== Required action ==
Line by line, output the material without altering anything.

☆ ☆ ☆

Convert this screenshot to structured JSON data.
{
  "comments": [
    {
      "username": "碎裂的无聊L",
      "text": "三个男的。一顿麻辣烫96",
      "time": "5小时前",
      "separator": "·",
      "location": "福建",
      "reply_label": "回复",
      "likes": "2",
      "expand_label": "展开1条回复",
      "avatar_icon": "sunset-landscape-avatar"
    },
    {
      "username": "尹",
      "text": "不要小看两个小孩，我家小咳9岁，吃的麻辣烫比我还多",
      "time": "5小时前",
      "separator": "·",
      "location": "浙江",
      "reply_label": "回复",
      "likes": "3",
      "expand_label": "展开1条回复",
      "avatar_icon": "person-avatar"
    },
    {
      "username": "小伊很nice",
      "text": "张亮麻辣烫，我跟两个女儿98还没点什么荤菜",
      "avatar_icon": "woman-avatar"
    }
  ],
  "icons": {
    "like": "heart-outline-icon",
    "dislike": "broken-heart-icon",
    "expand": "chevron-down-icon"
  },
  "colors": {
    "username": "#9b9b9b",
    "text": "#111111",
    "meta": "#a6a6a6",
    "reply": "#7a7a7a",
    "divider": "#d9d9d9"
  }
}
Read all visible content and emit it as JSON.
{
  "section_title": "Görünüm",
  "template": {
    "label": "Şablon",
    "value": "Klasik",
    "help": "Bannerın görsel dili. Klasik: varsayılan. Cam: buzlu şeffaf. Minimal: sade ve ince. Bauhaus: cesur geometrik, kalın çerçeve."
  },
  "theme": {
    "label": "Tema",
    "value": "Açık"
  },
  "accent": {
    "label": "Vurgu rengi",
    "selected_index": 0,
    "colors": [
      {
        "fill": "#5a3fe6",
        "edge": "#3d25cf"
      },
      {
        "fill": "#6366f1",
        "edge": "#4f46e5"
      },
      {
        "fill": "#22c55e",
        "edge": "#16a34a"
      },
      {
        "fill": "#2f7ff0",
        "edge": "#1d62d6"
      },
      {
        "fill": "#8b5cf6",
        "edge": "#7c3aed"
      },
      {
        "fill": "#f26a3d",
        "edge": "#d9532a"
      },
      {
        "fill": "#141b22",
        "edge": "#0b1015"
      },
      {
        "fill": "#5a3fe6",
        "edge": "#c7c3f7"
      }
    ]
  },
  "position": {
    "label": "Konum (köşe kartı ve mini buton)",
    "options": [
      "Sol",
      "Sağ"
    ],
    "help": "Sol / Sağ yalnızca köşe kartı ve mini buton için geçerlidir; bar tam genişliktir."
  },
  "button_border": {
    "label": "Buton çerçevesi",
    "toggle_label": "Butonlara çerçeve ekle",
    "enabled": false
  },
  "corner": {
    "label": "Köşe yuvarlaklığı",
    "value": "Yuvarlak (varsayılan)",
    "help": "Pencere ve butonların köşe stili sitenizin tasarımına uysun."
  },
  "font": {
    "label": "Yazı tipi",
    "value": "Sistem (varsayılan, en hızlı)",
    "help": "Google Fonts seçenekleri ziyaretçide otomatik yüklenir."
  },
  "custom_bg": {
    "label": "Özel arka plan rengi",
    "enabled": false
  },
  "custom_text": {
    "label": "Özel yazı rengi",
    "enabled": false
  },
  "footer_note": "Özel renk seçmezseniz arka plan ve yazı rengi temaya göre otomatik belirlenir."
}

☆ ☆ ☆

== Your response ==
Convert this screenshot to structured JSON data.
{
  "comments": [
    {
      "username": "碎裂的无聊L",
      "text": "三个男的。一顿麻辣烫96",
      "time": "5小时前",
      "separator": "·",
      "location": "福建",
      "reply_label": "回复",
      "likes": "2",
      "expand_label": "展开1条回复",
      "avatar_icon": "sunset-landscape-avatar"
    },
    {
      "username": "尹",
      "text": "不要小看两个小孩，我家小咳9岁，吃的麻辣烫比我还多",
      "time": "5小时前",
      "separator": "·",
      "location": "浙江",
      "reply_label": "回复",
      "likes": "3",
      "expand_label": "展开1条回复",
      "avatar_icon": "person-avatar"
    },
    {
      "username": "小伊很nice",
      "text": "张亮麻辣烫，我跟两个女儿98还没点什么荤菜",
      "avatar_icon": "woman-avatar"
    }
  ],
  "icons": {
    "like": "heart-outline-icon",
    "dislike": "broken-heart-icon",
    "expand": "chevron-down-icon"
  },
  "colors": {
    "username": "#9b9b9b",
    "text": "#111111",
    "meta": "#a6a6a6",
    "reply": "#7a7a7a",
    "divider": "#d9d9d9"
  }
}
Read all visible content and emit it as JSON.
{
  "section_title": "Görünüm",
  "template": {
    "label": "Şablon",
    "value": "Klasik",
    "help": "Bannerın görsel dili. Klasik: varsayılan. Cam: buzlu şeffaf. Minimal: sade ve ince. Bauhaus: cesur geometrik, kalın çerçeve."
  },
  "theme": {
    "label": "Tema",
    "value": "Açık"
  },
  "accent": {
    "label": "Vurgu rengi",
    "selected_index": 0,
    "colors": [
      {
        "fill": "#5a3fe6",
        "edge": "#3d25cf"
      },
      {
        "fill": "#6366f1",
        "edge": "#4f46e5"
      },
      {
        "fill": "#22c55e",
        "edge": "#16a34a"
      },
      {
        "fill": "#2f7ff0",
        "edge": "#1d62d6"
      },
      {
        "fill": "#8b5cf6",
        "edge": "#7c3aed"
      },
      {
        "fill": "#f26a3d",
        "edge": "#d9532a"
      },
      {
        "fill": "#141b22",
        "edge": "#0b1015"
      },
      {
        "fill": "#5a3fe6",
        "edge": "#c7c3f7"
      }
    ]
  },
  "position": {
    "label": "Konum (köşe kartı ve mini buton)",
    "options": [
      "Sol",
      "Sağ"
    ],
    "help": "Sol / Sağ yalnızca köşe kartı ve mini buton için geçerlidir; bar tam genişliktir."
  },
  "button_border": {
    "label": "Buton çerçevesi",
    "toggle_label": "Butonlara çerçeve ekle",
    "enabled": false
  },
  "corner": {
    "label": "Köşe yuvarlaklığı",
    "value": "Yuvarlak (varsayılan)",
    "help": "Pencere ve butonların köşe stili sitenizin tasarımına uysun."
  },
  "font": {
    "label": "Yazı tipi",
    "value": "Sistem (varsayılan, en hızlı)",
    "help": "Google Fonts seçenekleri ziyaretçide otomatik yüklenir."
  },
  "custom_bg": {
    "label": "Özel arka plan rengi",
    "enabled": false
  },
  "custom_text": {
    "label": "Özel yazı rengi",
    "enabled": false
  },
  "footer_note": "Özel renk seçmezseniz arka plan ve yazı rengi temaya göre otomatik belirlenir."
}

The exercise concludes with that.